[WORK REQUIRED]
Line by line, copy out the entries exactly and leave the pictures behind.

[Excerpts from an interface dataset]
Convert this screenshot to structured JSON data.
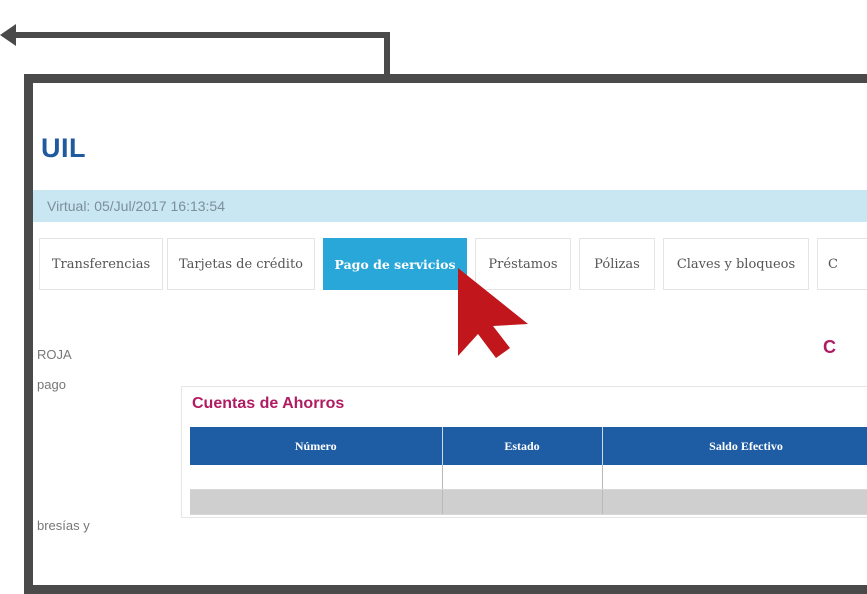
{
  "header": {
    "bank_name_partial": "UIL"
  },
  "session": {
    "virtual_date_text": "Virtual: 05/Jul/2017 16:13:54"
  },
  "tabs": [
    {
      "label": "Transferencias",
      "active": false
    },
    {
      "label": "Tarjetas de crédito",
      "active": false
    },
    {
      "label": "Pago de servicios",
      "active": true
    },
    {
      "label": "Préstamos",
      "active": false
    },
    {
      "label": "Pólizas",
      "active": false
    },
    {
      "label": "Claves y bloqueos",
      "active": false
    },
    {
      "label": "C",
      "active": false
    }
  ],
  "sidebar": {
    "name_fragment": "ROJA",
    "pago_fragment": "pago",
    "membresias_fragment": "bresías y"
  },
  "content": {
    "heading_partial": "C",
    "accounts": {
      "title": "Cuentas de Ahorros",
      "columns": [
        "Número",
        "Estado",
        "Saldo Efectivo"
      ],
      "rows": [
        [
          "",
          "",
          ""
        ],
        [
          "",
          "",
          ""
        ]
      ]
    }
  },
  "colors": {
    "accent": "#2aa7d9",
    "brand_title": "#1f5a9e",
    "section_title": "#b01c62",
    "table_header": "#1e5ca3",
    "cursor": "#c0161c",
    "frame": "#4a4a4a"
  },
  "icons": [
    "connector-arrow-icon",
    "mouse-pointer-icon"
  ]
}
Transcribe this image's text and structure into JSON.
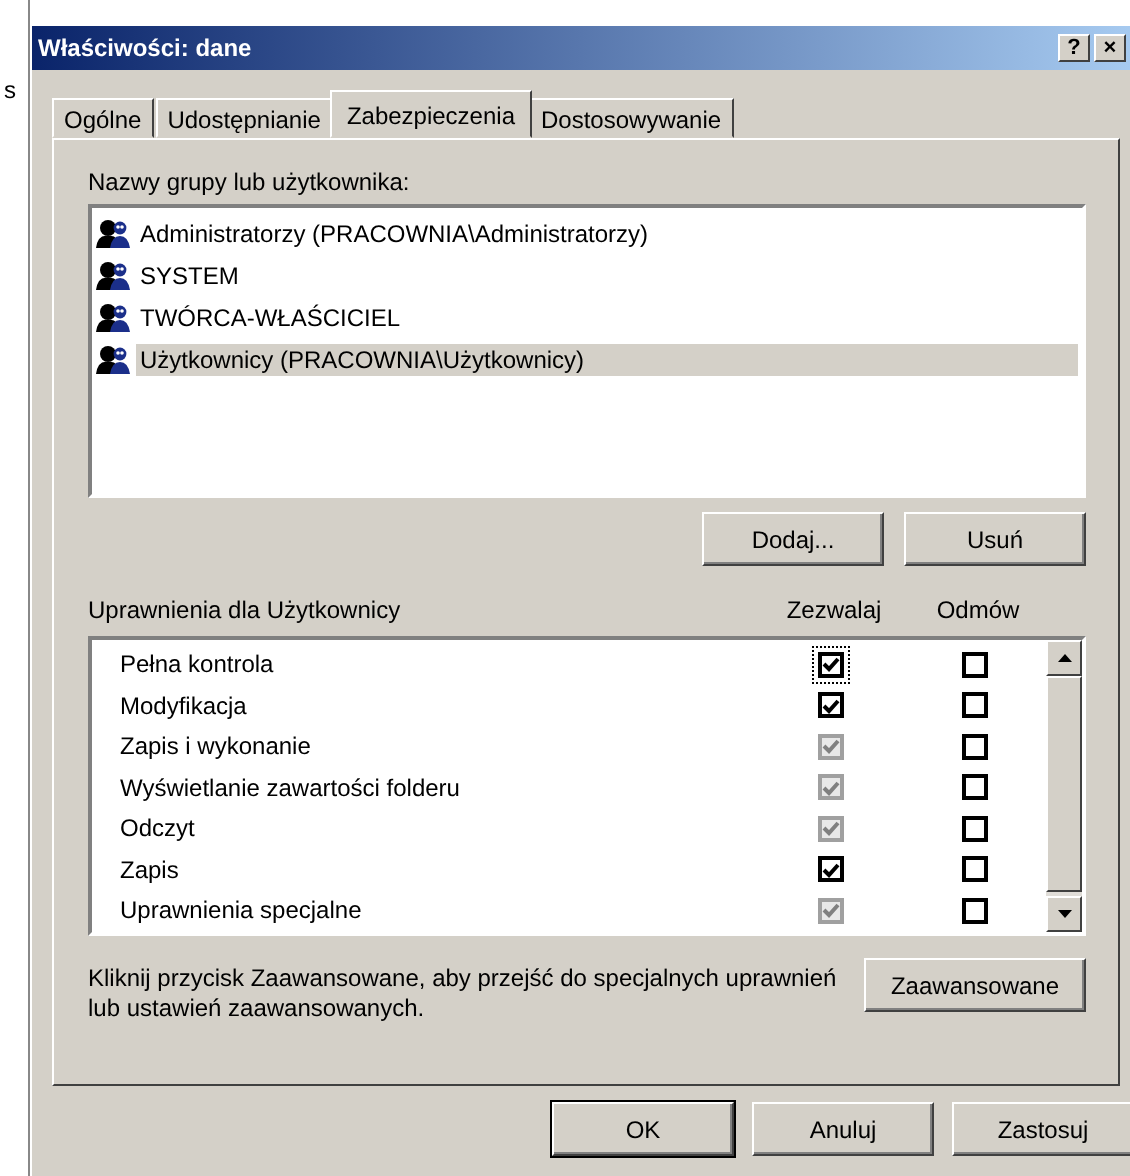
{
  "background_window": {
    "text": "s"
  },
  "window": {
    "title": "Właściwości: dane",
    "title_buttons": [
      "?",
      "×"
    ]
  },
  "tabs": [
    {
      "label": "Ogólne",
      "selected": false
    },
    {
      "label": "Udostępnianie",
      "selected": false
    },
    {
      "label": "Zabezpieczenia",
      "selected": true
    },
    {
      "label": "Dostosowywanie",
      "selected": false
    }
  ],
  "groups": {
    "label": "Nazwy grupy lub użytkownika:",
    "items": [
      {
        "name": "Administratorzy (PRACOWNIA\\Administratorzy)",
        "selected": false
      },
      {
        "name": "SYSTEM",
        "selected": false
      },
      {
        "name": "TWÓRCA-WŁAŚCICIEL",
        "selected": false
      },
      {
        "name": "Użytkownicy (PRACOWNIA\\Użytkownicy)",
        "selected": true
      }
    ],
    "buttons": [
      "Dodaj...",
      "Usuń"
    ]
  },
  "permissions": {
    "label": "Uprawnienia dla Użytkownicy",
    "columns": [
      "Zezwalaj",
      "Odmów"
    ],
    "rows": [
      {
        "name": "Pełna kontrola",
        "allow": {
          "checked": true,
          "disabled": false,
          "focused": true
        },
        "deny": {
          "checked": false,
          "disabled": false
        }
      },
      {
        "name": "Modyfikacja",
        "allow": {
          "checked": true,
          "disabled": false,
          "focused": false
        },
        "deny": {
          "checked": false,
          "disabled": false
        }
      },
      {
        "name": "Zapis i wykonanie",
        "allow": {
          "checked": true,
          "disabled": true,
          "focused": false
        },
        "deny": {
          "checked": false,
          "disabled": false
        }
      },
      {
        "name": "Wyświetlanie zawartości folderu",
        "allow": {
          "checked": true,
          "disabled": true,
          "focused": false
        },
        "deny": {
          "checked": false,
          "disabled": false
        }
      },
      {
        "name": "Odczyt",
        "allow": {
          "checked": true,
          "disabled": true,
          "focused": false
        },
        "deny": {
          "checked": false,
          "disabled": false
        }
      },
      {
        "name": "Zapis",
        "allow": {
          "checked": true,
          "disabled": false,
          "focused": false
        },
        "deny": {
          "checked": false,
          "disabled": false
        }
      },
      {
        "name": "Uprawnienia specjalne",
        "allow": {
          "checked": true,
          "disabled": true,
          "focused": false
        },
        "deny": {
          "checked": false,
          "disabled": false
        }
      }
    ]
  },
  "advanced": {
    "text": "Kliknij przycisk Zaawansowane, aby przejść do specjalnych uprawnień lub ustawień zaawansowanych.",
    "button": "Zaawansowane"
  },
  "buttons": [
    {
      "label": "OK",
      "default": true
    },
    {
      "label": "Anuluj",
      "default": false
    },
    {
      "label": "Zastosuj",
      "default": false
    }
  ]
}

[TASK OUTPUT]
Convert this screenshot to structured JSON data.
{
  "header": {
    "bank_name_partial": "UIL"
  },
  "session": {
    "virtual_date_text": "Virtual: 05/Jul/2017 16:13:54"
  },
  "tabs": [
    {
      "label": "Transferencias",
      "active": false
    },
    {
      "label": "Tarjetas de crédito",
      "active": false
    },
    {
      "label": "Pago de servicios",
      "active": true
    },
    {
      "label": "Préstamos",
      "active": false
    },
    {
      "label": "Pólizas",
      "active": false
    },
    {
      "label": "Claves y bloqueos",
      "active": false
    },
    {
      "label": "C",
      "active": false
    }
  ],
  "sidebar": {
    "name_fragment": "ROJA",
    "pago_fragment": "pago",
    "membresias_fragment": "bresías y"
  },
  "content": {
    "heading_partial": "C",
    "accounts": {
      "title": "Cuentas de Ahorros",
      "columns": [
        "Número",
        "Estado",
        "Saldo Efectivo"
      ],
      "rows": [
        [
          "",
          "",
          ""
        ],
        [
          "",
          "",
          ""
        ]
      ]
    }
  },
  "colors": {
    "accent": "#2aa7d9",
    "brand_title": "#1f5a9e",
    "section_title": "#b01c62",
    "table_header": "#1e5ca3",
    "cursor": "#c0161c",
    "frame": "#4a4a4a"
  },
  "icons": [
    "connector-arrow-icon",
    "mouse-pointer-icon"
  ]
}
Transcribe this image's text and structure into JSON.
{
  "background_window": {
    "text": "s"
  },
  "window": {
    "title": "Właściwości: dane",
    "title_buttons": [
      "?",
      "×"
    ]
  },
  "tabs": [
    {
      "label": "Ogólne",
      "selected": false
    },
    {
      "label": "Udostępnianie",
      "selected": false
    },
    {
      "label": "Zabezpieczenia",
      "selected": true
    },
    {
      "label": "Dostosowywanie",
      "selected": false
    }
  ],
  "groups": {
    "label": "Nazwy grupy lub użytkownika:",
    "items": [
      {
        "name": "Administratorzy (PRACOWNIA\\Administratorzy)",
        "selected": false
      },
      {
        "name": "SYSTEM",
        "selected": false
      },
      {
        "name": "TWÓRCA-WŁAŚCICIEL",
        "selected": false
      },
      {
        "name": "Użytkownicy (PRACOWNIA\\Użytkownicy)",
        "selected": true
      }
    ],
    "buttons": [
      "Dodaj...",
      "Usuń"
    ]
  },
  "permissions": {
    "label": "Uprawnienia dla Użytkownicy",
    "columns": [
      "Zezwalaj",
      "Odmów"
    ],
    "rows": [
      {
        "name": "Pełna kontrola",
        "allow": {
          "checked": true,
          "disabled": false,
          "focused": true
        },
        "deny": {
          "checked": false,
          "disabled": false
        }
      },
      {
        "name": "Modyfikacja",
        "allow": {
          "checked": true,
          "disabled": false,
          "focused": false
        },
        "deny": {
          "checked": false,
          "disabled": false
        }
      },
      {
        "name": "Zapis i wykonanie",
        "allow": {
          "checked": true,
          "disabled": true,
          "focused": false
        },
        "deny": {
          "checked": false,
          "disabled": false
        }
      },
      {
        "name": "Wyświetlanie zawartości folderu",
        "allow": {
          "checked": true,
          "disabled": true,
          "focused": false
        },
        "deny": {
          "checked": false,
          "disabled": false
        }
      },
      {
        "name": "Odczyt",
        "allow": {
          "checked": true,
          "disabled": true,
          "focused": false
        },
        "deny": {
          "checked": false,
          "disabled": false
        }
      },
      {
        "name": "Zapis",
        "allow": {
          "checked": true,
          "disabled": false,
          "focused": false
        },
        "deny": {
          "checked": false,
          "disabled": false
        }
      },
      {
        "name": "Uprawnienia specjalne",
        "allow": {
          "checked": true,
          "disabled": true,
          "focused": false
        },
        "deny": {
          "checked": false,
          "disabled": false
        }
      }
    ]
  },
  "advanced": {
    "text": "Kliknij przycisk Zaawansowane, aby przejść do specjalnych uprawnień lub ustawień zaawansowanych.",
    "button": "Zaawansowane"
  },
  "buttons": [
    {
      "label": "OK",
      "default": true
    },
    {
      "label": "Anuluj",
      "default": false
    },
    {
      "label": "Zastosuj",
      "default": false
    }
  ]
}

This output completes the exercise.